By DoD News
By C. Todd Lopez
While ISIS no longer has the ability to hold ground, the terrorist organization isn’t completely defeated. An enduring defeat, the commander of U.S. Central Command said, will require, in part, plans for refugees displaced by the Syrian civil war and for local security forces to be able to handle ISIS on their own.
“One of the very highest priorities I have at Central Command is dealing with displaced persons and refugees,” Marine Corps Gen. Kenneth F. McKenzie Jr. said during a discussion today with the U.S. Institute of Peace. “I think it’s an unfortunate byproduct of the conflict in the region.”
Displaced people now in camps may be radicalized and susceptible to influence later on by ISIS, McKenzie said. Those men, women and children will need to be returned home, and they need to be deradicalized, the general said, noting that it’s a strategic problem for those most interested in keeping ISIS at bay perpetually.
“Unless we find a way to repatriate, to deradicalize, to bring these people that are at grave risk in these camps back — preferably to their nations that they came from or to stay in Syria where appropriate, but with some form of deradicalization — we’re buying ourselves a strategic problem 10 years down the road, 15 years down the road,” he said. “Young people grow up, and we’re going to see them again, unless we can find a way to turn them in a way that will make them productive members of society.”
An enduring defeat of ISIS, McKenzie said, also depends on the strength and capabilities of local and state-level security — home-grown, organic security. It’s something he said both Centcom and coalition forces will support.
“We need sufficient security capacity at the local and state level to prevent ISIS remnants from posing a threat to stabilization efforts and governance,” he said. “Where authorized, Centcom and coalition forces will support the development of operational and institutional capacity to sustain … hard-won partner gains at the tactical level.”
Victory against ISIS, McKenzie said, will not involve a clear-cut military victory. What it will involve, he said, is trained, capable local security forces in support of legitimate local governments.
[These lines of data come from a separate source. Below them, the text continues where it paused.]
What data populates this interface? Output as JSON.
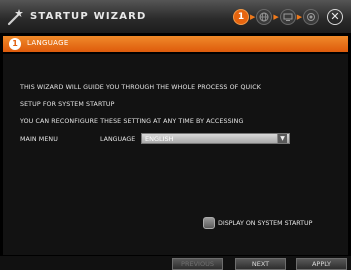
{
  "window": {
    "title": "STARTUP WIZARD",
    "close_symbol": "✕"
  },
  "steps": [
    {
      "label": "1",
      "icon": "step-1-icon",
      "active": true
    },
    {
      "icon": "globe-icon",
      "active": false
    },
    {
      "icon": "monitor-icon",
      "active": false
    },
    {
      "icon": "record-icon",
      "active": false
    }
  ],
  "section": {
    "badge": "1",
    "title": "LANGUAGE"
  },
  "description": [
    "THIS WIZARD WILL GUIDE YOU THROUGH THE WHOLE PROCESS OF QUICK",
    "SETUP FOR SYSTEM STARTUP",
    "YOU CAN RECONFIGURE THESE SETTING AT ANY TIME BY ACCESSING",
    "MAIN MENU"
  ],
  "language": {
    "label": "LANGUAGE",
    "value": "ENGLISH",
    "dropdown_symbol": "▼"
  },
  "startup_option": {
    "label": "DISPLAY ON SYSTEM STARTUP"
  },
  "buttons": {
    "previous": "PREVIOUS",
    "next": "NEXT",
    "apply": "APPLY"
  },
  "colors": {
    "accent": "#e6640f",
    "background": "#000000",
    "panel": "#121212"
  }
}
“The future, particularly in Syria, is not going to be bloodless, or in Iraq, either. But we can look to a future where security forces, local security forces, answerable to local elected leadership or appointed leadership, are going to be able to handle it without extensive outside help. That’s what we need to aim for.”